- In an effort to separate fact from fiction, a new In-Focus report released by Towards Maturity provides supporting evidence for the effectiveness of the 70:20:10 learning and development principle.
- The report finds that 47% of learning and design pros approach course design as it's influenced by the flow of work, a theory supported by the 70:20:10 model. Another 50% say that they are more apt to tap into technology to build communities of learning and practice.
- Classically, the 70:20:10 rule states that 70% of skill learning takes place on-the-job and through tasks; 20% is through feedback and working with others; and only 10% is from formal class training.
The 70:20:10 rule of learning and development has been around since the 1980s when a team of researchers and authors came up with the ratio by which most career learning takes place. It's been widely accepted that the bulk of learning comes from on-the-job experiences. However, more recent research supports that learning is heavily influenced by peers as well as career design.
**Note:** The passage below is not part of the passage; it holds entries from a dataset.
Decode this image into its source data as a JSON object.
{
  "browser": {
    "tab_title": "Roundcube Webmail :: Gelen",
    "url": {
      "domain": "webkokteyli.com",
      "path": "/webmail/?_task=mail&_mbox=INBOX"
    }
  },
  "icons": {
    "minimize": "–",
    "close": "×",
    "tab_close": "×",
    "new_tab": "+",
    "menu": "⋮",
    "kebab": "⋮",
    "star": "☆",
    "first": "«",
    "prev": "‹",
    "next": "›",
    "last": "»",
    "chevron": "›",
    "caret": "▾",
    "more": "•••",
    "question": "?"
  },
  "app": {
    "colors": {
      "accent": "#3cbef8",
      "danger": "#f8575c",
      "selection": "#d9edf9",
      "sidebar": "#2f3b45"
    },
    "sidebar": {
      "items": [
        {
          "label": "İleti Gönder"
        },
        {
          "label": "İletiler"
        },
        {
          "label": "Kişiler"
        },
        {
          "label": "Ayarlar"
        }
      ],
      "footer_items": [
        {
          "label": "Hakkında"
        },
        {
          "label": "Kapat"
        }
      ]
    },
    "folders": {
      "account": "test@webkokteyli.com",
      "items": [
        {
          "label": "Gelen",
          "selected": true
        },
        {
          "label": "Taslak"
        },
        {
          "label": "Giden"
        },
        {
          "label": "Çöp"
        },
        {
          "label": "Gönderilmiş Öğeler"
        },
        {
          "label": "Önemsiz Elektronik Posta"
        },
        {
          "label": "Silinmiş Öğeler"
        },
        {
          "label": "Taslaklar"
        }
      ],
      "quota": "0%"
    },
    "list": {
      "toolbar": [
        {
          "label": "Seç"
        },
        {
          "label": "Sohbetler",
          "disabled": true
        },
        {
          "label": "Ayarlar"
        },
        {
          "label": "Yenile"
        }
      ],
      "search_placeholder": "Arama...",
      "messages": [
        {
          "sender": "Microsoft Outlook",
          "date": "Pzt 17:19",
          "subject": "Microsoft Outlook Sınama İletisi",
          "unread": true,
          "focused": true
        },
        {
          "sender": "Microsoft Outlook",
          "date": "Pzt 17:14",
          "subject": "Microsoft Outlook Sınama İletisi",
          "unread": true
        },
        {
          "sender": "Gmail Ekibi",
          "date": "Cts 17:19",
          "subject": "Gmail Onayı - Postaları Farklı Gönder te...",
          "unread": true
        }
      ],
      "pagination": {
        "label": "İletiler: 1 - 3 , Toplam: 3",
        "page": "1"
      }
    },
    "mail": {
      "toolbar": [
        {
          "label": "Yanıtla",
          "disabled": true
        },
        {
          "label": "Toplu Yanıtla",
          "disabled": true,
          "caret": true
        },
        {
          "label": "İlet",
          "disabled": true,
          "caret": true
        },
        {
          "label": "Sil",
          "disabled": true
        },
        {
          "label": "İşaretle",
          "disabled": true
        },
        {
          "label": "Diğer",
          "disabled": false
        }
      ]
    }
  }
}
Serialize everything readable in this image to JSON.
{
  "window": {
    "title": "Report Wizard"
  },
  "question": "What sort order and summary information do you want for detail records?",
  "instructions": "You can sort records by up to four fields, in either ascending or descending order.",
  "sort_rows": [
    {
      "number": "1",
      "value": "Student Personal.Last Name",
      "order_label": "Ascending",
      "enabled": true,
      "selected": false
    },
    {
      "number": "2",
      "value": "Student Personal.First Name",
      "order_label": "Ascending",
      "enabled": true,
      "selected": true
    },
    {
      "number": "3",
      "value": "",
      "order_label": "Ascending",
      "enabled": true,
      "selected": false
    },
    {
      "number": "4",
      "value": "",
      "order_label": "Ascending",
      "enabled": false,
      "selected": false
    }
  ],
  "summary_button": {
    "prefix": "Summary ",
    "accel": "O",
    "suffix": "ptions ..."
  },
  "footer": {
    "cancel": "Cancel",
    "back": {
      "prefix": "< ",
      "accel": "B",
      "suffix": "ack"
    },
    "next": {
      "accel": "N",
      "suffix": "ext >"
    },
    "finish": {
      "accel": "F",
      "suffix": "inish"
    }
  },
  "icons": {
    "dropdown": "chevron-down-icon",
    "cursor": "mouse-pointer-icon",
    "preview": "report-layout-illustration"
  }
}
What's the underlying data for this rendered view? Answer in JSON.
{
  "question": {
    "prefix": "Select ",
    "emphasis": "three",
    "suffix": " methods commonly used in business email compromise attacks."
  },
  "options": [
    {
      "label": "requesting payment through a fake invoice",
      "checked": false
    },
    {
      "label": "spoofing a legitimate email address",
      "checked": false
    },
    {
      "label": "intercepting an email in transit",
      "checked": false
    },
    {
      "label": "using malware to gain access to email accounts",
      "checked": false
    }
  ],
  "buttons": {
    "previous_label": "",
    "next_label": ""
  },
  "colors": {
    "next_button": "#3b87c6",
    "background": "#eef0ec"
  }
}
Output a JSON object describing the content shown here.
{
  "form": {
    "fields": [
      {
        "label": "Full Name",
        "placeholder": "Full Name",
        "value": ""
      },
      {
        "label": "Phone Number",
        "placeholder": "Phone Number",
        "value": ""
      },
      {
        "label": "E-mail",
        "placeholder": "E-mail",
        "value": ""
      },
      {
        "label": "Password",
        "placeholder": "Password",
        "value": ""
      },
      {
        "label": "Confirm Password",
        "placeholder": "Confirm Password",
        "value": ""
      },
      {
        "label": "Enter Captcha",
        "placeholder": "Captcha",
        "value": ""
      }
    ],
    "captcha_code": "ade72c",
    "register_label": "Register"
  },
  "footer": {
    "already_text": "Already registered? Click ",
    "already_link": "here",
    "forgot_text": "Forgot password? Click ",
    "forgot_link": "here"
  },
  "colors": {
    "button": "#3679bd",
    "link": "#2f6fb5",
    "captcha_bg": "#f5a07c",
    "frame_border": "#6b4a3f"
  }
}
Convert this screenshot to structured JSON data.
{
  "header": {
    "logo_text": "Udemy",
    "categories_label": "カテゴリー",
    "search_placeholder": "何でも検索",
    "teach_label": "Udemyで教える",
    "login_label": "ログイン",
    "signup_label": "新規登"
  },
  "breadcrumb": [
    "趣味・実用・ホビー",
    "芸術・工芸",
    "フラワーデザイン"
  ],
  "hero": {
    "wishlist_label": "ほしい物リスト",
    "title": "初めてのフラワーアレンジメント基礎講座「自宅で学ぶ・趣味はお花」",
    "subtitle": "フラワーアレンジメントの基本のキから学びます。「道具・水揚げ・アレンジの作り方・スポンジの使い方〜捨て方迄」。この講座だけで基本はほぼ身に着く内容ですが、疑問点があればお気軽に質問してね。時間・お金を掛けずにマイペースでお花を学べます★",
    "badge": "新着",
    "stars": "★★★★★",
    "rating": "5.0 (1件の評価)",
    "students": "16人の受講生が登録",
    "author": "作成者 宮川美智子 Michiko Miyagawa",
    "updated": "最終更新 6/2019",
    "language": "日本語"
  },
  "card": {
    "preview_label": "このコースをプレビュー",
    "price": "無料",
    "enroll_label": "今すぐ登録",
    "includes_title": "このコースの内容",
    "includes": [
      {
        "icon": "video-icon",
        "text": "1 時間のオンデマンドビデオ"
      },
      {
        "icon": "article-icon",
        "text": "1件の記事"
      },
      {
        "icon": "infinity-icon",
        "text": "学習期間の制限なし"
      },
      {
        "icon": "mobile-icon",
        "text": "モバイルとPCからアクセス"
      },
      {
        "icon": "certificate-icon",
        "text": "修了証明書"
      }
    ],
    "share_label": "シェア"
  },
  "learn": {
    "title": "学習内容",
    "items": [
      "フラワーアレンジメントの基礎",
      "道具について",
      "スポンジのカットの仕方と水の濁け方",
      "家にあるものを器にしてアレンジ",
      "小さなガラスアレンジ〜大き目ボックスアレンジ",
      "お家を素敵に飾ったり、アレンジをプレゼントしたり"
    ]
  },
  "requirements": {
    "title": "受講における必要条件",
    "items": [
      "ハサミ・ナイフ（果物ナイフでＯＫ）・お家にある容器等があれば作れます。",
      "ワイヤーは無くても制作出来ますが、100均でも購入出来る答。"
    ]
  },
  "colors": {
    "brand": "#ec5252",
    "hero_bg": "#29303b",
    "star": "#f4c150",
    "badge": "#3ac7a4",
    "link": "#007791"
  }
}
When L&D professionals look at course development in this way, they can begin to uncover the layers of learning that take place, both at work and via guided modules of learning. Learning must be integrated with work tasks and objectives if it hopes to be useful. The Towards Maturity report breaks down the foundation of the 70:20:10 rule in greater detail so that L&D professionals can better make use of this model for learning.